Martini’s story is a fascinating adventure story, but a true and tragic one. His son has told it well, and has related a parallel story in alternate chapters, about a German nobleman, SS officer, and rocket scientist—one Wernher von Braun. During efforts to bring the designs of V1 and V2 rockets to production, slave labor from the concentration camps was used, to von Braun’s and his colleagues’ certain knowledge, but the American interest in rocket technology meant that von Braun was protected from investigation at a very high level, despite the FBI’s interest in him.
By contrast, Martini’s injuries prevented his maintaining appropriate employment, and he was rated at a 50% disability, receiving a pension that had to be reviewed annually.
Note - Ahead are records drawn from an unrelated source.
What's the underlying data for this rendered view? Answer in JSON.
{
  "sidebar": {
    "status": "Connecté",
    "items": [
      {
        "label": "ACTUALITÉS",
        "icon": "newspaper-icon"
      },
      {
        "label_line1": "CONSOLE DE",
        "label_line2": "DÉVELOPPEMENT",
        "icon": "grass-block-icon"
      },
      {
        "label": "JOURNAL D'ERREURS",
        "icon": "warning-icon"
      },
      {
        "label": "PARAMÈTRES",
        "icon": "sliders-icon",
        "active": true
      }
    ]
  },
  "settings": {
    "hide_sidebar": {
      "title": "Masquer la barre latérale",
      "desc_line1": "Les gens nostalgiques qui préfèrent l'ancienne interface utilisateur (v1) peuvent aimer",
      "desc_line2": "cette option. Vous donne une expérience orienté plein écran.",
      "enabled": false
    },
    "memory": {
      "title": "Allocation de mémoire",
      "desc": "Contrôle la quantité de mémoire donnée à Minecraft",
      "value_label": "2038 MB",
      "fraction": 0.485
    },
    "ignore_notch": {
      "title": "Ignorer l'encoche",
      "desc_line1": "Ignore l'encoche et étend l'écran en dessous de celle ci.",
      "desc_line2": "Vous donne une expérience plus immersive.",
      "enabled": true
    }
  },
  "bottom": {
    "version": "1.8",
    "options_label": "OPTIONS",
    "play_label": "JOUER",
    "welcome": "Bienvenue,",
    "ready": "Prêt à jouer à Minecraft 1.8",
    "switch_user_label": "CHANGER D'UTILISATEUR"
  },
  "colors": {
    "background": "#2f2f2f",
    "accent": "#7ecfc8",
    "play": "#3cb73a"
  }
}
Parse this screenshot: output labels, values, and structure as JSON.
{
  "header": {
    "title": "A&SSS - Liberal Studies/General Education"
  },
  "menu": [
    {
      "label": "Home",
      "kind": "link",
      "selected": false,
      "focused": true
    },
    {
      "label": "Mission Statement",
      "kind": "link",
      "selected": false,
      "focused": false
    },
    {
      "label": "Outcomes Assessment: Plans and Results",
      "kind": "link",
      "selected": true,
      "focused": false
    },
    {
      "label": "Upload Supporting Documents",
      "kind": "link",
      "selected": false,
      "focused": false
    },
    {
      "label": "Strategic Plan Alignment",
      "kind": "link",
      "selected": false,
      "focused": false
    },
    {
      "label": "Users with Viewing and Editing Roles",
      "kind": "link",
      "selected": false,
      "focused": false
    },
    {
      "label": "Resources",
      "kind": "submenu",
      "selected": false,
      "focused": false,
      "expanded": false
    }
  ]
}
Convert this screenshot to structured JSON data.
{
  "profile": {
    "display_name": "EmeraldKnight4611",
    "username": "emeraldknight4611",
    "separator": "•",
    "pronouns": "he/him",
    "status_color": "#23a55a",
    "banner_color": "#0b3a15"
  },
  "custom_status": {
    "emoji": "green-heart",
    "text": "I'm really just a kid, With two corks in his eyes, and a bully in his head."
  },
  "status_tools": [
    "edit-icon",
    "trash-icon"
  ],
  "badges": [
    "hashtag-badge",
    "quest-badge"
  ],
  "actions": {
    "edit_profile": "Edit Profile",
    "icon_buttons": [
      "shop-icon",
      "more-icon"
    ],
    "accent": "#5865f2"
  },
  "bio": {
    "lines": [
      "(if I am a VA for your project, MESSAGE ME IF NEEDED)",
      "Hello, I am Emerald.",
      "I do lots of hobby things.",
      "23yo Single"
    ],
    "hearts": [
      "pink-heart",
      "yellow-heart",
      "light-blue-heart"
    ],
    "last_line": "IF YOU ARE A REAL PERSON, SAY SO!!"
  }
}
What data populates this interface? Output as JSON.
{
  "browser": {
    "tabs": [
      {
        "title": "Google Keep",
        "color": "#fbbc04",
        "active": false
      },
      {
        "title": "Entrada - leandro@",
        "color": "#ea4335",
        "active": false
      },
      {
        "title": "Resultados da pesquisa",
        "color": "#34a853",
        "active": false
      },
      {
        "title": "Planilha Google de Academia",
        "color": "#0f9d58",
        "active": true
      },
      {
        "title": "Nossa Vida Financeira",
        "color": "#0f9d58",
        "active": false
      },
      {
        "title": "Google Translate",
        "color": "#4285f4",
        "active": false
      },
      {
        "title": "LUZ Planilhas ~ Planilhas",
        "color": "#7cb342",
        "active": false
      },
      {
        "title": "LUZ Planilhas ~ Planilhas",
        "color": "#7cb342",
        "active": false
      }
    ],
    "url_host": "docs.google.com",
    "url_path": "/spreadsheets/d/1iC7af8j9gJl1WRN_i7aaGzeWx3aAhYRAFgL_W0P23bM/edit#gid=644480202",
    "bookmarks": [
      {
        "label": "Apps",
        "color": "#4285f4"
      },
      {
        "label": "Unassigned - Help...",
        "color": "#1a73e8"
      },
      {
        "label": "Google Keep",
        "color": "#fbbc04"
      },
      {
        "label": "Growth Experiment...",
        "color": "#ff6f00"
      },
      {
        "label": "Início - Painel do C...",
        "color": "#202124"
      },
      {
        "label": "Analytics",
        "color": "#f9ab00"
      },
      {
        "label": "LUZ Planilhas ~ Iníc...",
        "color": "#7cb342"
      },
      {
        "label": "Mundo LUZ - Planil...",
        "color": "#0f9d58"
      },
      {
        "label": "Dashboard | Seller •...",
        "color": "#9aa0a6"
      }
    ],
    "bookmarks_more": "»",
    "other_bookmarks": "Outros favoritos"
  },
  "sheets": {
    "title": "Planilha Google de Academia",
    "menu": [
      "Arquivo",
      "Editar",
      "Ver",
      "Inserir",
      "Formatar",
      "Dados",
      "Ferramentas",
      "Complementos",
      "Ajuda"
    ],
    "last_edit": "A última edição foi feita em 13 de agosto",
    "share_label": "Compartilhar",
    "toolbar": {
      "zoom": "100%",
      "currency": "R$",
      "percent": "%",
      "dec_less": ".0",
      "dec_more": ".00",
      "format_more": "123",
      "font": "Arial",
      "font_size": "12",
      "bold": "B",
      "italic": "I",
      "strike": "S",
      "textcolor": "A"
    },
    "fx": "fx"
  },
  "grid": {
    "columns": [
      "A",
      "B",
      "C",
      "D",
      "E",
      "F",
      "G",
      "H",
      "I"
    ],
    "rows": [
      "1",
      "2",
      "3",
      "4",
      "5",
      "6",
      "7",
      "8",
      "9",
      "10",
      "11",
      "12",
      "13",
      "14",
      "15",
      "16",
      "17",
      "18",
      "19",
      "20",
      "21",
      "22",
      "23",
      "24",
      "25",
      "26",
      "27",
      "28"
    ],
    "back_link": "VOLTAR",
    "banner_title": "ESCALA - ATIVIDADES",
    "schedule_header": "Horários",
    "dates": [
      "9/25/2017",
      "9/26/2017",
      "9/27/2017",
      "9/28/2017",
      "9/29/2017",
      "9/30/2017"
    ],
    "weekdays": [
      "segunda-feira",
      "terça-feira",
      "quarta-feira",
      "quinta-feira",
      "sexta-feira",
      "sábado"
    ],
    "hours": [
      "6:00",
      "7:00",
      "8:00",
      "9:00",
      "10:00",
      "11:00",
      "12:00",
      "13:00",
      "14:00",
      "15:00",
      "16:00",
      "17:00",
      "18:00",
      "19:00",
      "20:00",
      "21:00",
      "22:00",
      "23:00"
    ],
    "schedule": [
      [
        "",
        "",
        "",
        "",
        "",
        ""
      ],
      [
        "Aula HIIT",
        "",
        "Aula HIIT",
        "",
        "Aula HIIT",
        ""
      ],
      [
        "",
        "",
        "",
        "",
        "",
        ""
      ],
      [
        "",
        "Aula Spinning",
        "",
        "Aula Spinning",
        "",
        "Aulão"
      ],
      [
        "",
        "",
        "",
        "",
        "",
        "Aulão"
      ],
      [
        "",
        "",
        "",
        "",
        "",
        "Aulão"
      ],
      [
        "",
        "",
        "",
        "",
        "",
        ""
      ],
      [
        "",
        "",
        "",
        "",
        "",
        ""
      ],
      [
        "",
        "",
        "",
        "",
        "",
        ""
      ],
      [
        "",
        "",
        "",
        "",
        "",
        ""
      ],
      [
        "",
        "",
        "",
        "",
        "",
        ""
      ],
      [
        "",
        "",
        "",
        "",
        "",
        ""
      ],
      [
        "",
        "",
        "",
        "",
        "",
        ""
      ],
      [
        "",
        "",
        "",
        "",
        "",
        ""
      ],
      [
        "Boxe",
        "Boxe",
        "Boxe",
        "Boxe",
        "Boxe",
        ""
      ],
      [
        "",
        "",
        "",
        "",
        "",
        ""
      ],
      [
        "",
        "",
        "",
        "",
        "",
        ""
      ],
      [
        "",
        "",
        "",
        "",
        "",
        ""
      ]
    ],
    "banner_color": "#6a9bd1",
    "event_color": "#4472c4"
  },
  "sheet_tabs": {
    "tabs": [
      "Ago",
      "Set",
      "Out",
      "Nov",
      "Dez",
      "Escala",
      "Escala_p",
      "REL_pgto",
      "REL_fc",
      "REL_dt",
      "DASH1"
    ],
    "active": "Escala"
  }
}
Because a congressional report stated that no POWs had been held in concentration camps, Martini’s claims were considered as having a psychological basis, and his claims often resulted in his pension actually being reduced.
This book is strong stuff, and as an account of extraordinary experiences happening to an ordinary man it makes compelling reading. He married, had a son who now divides his time between Honolulu and New Zealand, and after a series of jobs where he had difficulties because of his ruined feet, eventually had a fulfilling career in an electronic company which, ironically, had a manufacturing role in Apollo capsules, and Fred Martini was introduced to Dr. Wernher von Braun. Martini’s health was poor, but he survived until September 1995. His story needed to be told, and it needs to be read.
Copyright 2018, Tom King (speedreaders.info).